- Intellectual property: copyright, security, commerce, terms and conditions
- Ch 10 of the Lesk Textbook.
An excellent overview of intellectual property and technological approaches
to enforcing it. A lot of the material in the lecture will derive from this
- U. Kohl, J. Lotspiech, M. A. Kaplan, "Safeguarding Digital Library
Contents and Users: Protecting Documents Rather Than Channels," D-Lib
Magazine, September 1997.
This document gives an overview of security in a DL context. They
contrast securing the communications channel via SSL, SHTTP, etc. to
securing the digital object itself. The latter philosophy, of digital
objects beings responsible for their own "security" is similar to
digiboxes and buckets, discussed in lecture 7. This allows what they
refer to as "super-distribution," in which the object is free to "move"
around. This also fits with model of "smart objects, dumb archives"
we have put forth with buckets.

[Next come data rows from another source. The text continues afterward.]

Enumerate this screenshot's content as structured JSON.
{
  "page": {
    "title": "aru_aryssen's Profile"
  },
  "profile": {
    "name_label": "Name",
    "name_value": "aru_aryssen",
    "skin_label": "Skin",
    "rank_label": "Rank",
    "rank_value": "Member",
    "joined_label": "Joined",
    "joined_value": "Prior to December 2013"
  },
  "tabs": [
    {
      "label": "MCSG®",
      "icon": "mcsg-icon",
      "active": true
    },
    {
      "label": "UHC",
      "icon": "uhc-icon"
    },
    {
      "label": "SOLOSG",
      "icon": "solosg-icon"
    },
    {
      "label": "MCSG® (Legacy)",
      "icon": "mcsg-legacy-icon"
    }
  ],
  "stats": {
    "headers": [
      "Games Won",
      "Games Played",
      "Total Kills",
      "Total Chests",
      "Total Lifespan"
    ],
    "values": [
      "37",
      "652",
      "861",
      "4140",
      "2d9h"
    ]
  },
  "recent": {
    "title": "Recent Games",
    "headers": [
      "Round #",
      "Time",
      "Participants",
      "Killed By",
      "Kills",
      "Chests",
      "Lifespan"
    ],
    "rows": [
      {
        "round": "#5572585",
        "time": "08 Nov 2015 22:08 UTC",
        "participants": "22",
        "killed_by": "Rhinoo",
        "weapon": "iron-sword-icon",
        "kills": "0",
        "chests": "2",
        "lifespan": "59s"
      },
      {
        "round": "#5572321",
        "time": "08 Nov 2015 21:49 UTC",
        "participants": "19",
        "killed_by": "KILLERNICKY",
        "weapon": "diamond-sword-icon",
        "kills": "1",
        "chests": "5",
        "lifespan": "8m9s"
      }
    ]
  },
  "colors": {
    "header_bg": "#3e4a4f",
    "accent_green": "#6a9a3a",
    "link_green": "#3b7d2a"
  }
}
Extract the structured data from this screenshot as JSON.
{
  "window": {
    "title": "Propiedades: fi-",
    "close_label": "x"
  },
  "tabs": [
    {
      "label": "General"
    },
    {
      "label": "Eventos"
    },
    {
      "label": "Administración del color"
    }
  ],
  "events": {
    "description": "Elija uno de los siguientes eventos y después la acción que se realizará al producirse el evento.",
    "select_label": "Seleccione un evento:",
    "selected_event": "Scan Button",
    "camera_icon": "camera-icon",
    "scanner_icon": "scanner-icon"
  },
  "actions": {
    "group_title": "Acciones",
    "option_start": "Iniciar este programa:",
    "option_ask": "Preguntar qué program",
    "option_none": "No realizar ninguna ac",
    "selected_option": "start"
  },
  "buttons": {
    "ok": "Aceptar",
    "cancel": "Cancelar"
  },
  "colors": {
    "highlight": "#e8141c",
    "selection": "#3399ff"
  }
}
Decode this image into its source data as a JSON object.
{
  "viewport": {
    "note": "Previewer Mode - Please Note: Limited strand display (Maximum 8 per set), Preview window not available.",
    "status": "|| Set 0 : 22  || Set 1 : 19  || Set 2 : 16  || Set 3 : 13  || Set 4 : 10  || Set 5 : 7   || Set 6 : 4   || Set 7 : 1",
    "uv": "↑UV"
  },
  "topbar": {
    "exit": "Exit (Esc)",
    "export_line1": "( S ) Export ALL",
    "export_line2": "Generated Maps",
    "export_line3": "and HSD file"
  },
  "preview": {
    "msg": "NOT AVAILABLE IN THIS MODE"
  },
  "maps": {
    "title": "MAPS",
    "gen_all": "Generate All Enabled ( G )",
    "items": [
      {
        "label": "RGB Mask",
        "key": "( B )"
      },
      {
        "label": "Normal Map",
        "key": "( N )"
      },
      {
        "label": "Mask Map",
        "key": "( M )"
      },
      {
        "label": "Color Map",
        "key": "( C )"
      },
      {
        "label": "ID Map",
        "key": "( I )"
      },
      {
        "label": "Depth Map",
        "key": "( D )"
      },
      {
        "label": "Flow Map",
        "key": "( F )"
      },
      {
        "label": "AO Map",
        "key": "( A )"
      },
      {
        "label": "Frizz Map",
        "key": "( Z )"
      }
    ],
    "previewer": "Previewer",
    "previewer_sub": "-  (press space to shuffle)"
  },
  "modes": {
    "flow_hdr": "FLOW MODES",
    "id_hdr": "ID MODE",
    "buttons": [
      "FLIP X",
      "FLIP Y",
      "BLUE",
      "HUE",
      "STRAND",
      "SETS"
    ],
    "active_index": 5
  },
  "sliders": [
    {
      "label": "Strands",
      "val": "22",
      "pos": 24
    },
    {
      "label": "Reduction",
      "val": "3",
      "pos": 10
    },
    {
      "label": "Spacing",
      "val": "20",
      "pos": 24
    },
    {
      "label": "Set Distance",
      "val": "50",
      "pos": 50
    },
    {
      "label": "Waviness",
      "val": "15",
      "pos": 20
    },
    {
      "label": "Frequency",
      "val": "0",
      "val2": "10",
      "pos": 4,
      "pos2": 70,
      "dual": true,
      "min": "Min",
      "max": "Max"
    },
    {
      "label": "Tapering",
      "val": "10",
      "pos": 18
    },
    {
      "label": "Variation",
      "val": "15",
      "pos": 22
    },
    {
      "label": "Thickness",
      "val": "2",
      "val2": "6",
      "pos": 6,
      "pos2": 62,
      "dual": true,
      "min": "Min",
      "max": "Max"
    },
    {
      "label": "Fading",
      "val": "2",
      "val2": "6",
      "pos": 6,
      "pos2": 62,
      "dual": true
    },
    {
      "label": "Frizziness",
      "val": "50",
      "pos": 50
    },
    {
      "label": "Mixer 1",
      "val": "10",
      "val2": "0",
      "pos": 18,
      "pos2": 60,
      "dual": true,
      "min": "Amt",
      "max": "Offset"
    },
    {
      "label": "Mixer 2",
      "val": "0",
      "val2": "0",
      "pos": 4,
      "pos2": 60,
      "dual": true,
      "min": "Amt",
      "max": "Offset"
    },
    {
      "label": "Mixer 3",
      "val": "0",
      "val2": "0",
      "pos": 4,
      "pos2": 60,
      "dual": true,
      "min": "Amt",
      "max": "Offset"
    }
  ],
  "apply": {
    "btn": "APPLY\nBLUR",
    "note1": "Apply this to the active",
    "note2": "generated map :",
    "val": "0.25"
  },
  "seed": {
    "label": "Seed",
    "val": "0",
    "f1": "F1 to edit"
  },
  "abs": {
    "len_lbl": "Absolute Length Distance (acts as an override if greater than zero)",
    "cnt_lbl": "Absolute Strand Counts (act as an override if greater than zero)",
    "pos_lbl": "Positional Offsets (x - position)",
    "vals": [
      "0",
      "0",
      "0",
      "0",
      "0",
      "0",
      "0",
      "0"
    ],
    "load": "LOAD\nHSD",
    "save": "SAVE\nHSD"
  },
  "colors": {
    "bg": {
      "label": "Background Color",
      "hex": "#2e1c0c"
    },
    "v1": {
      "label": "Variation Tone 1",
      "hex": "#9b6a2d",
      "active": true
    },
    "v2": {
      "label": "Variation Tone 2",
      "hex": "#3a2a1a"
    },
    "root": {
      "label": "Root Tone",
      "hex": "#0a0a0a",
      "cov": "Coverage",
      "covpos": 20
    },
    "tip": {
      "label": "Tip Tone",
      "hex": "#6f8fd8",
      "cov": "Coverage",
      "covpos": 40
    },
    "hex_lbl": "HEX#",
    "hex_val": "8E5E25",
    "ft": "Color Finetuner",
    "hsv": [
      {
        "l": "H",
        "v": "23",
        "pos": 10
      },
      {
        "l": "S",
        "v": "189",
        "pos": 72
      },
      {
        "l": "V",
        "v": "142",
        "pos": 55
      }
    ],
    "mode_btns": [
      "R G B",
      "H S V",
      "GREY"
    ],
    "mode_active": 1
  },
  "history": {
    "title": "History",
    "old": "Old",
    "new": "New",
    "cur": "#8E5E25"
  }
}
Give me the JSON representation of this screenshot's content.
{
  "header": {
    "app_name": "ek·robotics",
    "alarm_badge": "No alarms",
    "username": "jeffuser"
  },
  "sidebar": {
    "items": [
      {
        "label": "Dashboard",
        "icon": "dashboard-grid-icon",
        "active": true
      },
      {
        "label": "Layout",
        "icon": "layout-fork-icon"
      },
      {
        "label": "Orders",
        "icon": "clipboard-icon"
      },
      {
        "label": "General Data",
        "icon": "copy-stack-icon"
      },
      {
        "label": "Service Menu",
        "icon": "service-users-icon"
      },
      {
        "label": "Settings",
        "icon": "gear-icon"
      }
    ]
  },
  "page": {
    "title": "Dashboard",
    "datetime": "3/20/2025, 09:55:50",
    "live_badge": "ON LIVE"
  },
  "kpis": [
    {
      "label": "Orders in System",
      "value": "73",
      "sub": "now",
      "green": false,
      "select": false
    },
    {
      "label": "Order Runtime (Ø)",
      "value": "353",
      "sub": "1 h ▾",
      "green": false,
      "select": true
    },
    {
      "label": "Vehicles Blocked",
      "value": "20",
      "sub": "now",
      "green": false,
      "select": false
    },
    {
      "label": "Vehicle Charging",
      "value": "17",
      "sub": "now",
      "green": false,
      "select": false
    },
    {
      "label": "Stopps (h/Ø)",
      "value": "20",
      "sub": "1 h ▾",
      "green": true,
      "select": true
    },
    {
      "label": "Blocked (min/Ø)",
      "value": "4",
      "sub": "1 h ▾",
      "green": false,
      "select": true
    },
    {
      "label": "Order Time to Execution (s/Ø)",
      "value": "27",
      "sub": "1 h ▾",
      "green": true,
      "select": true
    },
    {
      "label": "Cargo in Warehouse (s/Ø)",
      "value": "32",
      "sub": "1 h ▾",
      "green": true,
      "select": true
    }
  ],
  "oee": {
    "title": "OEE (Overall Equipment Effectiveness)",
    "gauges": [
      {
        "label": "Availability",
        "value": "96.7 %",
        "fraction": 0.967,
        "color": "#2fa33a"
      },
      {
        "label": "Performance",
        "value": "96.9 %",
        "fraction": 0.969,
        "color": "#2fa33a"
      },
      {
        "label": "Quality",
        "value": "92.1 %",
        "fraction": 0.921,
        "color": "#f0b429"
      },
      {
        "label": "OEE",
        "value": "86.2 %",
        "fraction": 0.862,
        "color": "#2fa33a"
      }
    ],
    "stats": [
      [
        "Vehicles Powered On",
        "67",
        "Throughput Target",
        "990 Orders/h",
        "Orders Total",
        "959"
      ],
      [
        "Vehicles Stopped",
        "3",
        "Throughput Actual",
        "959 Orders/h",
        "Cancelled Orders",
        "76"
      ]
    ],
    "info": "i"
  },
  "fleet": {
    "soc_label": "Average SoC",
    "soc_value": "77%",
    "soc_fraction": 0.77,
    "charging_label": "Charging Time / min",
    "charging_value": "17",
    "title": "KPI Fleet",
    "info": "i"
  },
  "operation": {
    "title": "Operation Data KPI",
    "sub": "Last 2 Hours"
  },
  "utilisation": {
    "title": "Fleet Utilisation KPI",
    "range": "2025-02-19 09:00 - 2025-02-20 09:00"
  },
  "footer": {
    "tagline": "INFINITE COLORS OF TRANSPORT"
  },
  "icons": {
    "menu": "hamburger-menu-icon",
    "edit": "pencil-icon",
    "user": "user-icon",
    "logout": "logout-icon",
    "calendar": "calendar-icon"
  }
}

- R. Stallman, "Why Software Should Not Have Owners," 1994.
Richard Stallman is head of the Free Software Foundation, and both he and
Linus Torvalds (creator of Linux) are the de facto point men for the small but
vocal free software community. I present this reading half in jest, since
I've already disclosed that I'm an information radical ;-), and half seriously
since most of the concepts put forth in Chapter 10 of the Lesk textbook
can be considered as "philosophy." Perhaps the trouble we have
encountered in adapting intellectual property to a digital environment
should be considered an invitation to re-examine some of our
presuppositions about information.
Henry Gladney, Digital Dilemma: Intellectual Property, D-Lib Magazine, 5(12),
This article is a synopsis of a study by the National Academies' Committee on
Intellectual Property Rights and the Emerging Information Infrastructure. It
is a readable overview of the intersection between law/policy and technology
with respect to digital preservation and rights management.